The United States is party to a number of international intelligence sharing arrangements—one of the most prominent being the so-called “Five Eyes” alliance. Born from spying arrangements forged during World War II, the Five Eyes alliance facilitates the sharing of signals intelligence among the U.S., the U.K., Australia, Canada and New Zealand. The Five Eyes countries agree to exchange by default all signals intelligence they gather, as well as methods and techniques related to signals intelligence operations.
The United Kingdom has been a key partner in the United States’ efforts to reform the process that law enforcement officials use to make cross-border requests for data. These efforts address both foreign governments’ requests for data stored in the U.S. and reciprocal requests by the U.S. government for data stored abroad.
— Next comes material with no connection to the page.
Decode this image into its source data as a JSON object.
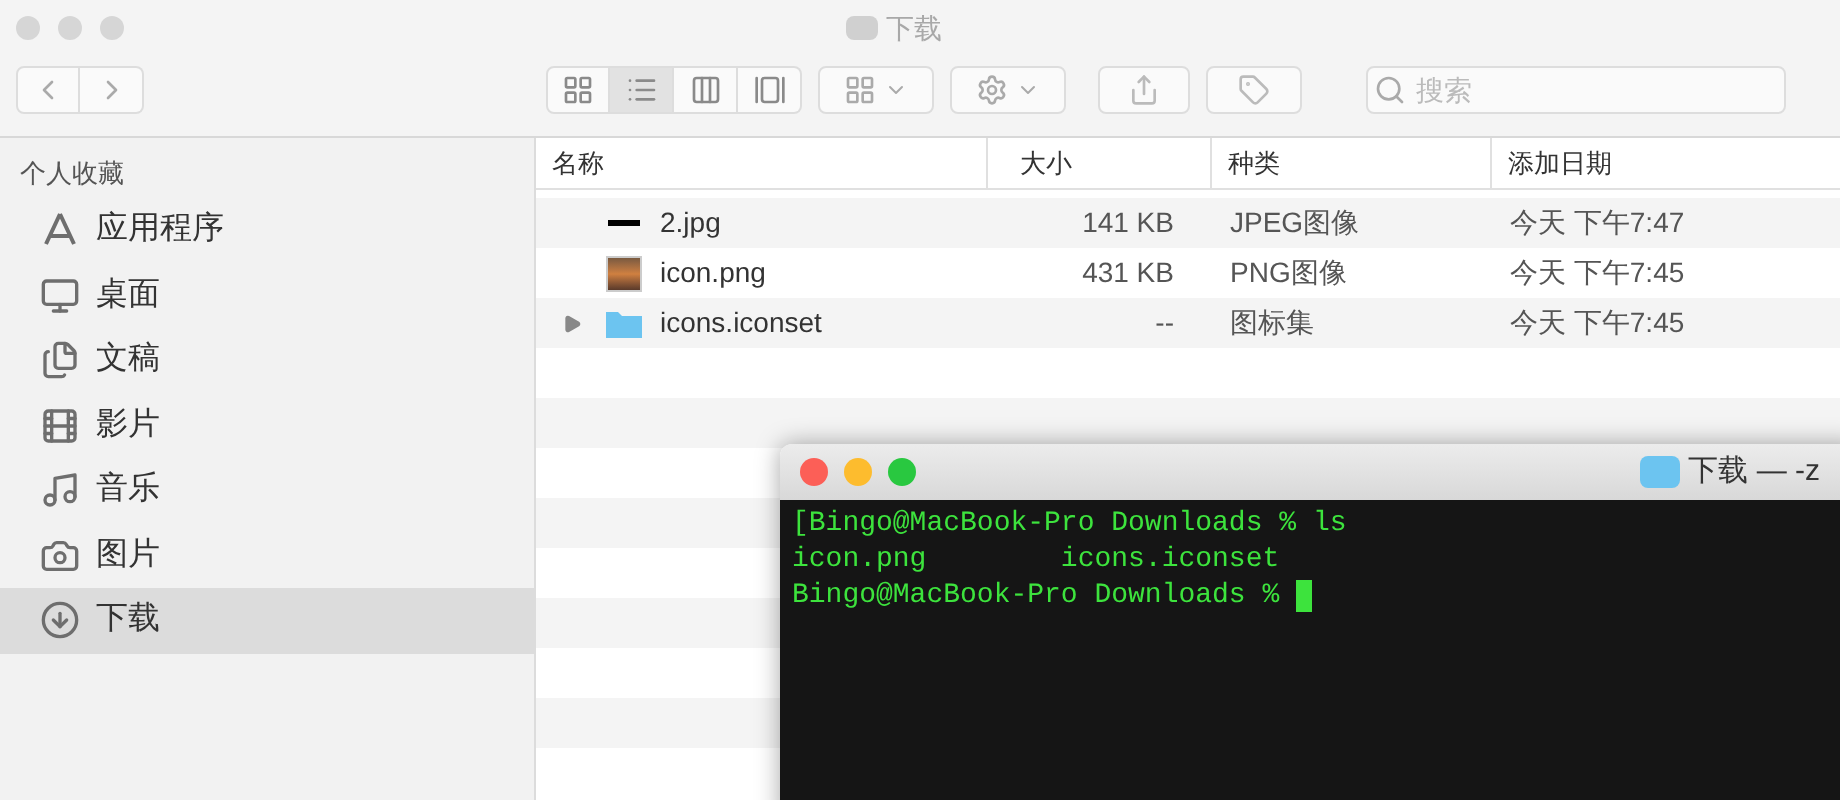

As part of these efforts, the U.S. and the U.K. have negotiated a draft bilateral agreement (“U.S.-U.K.
This post is part of a series written by participants of a conference at Georgia Tech in Surveillance, Privacy, and Data Across Borders: Trans-Atlantic Perspectives.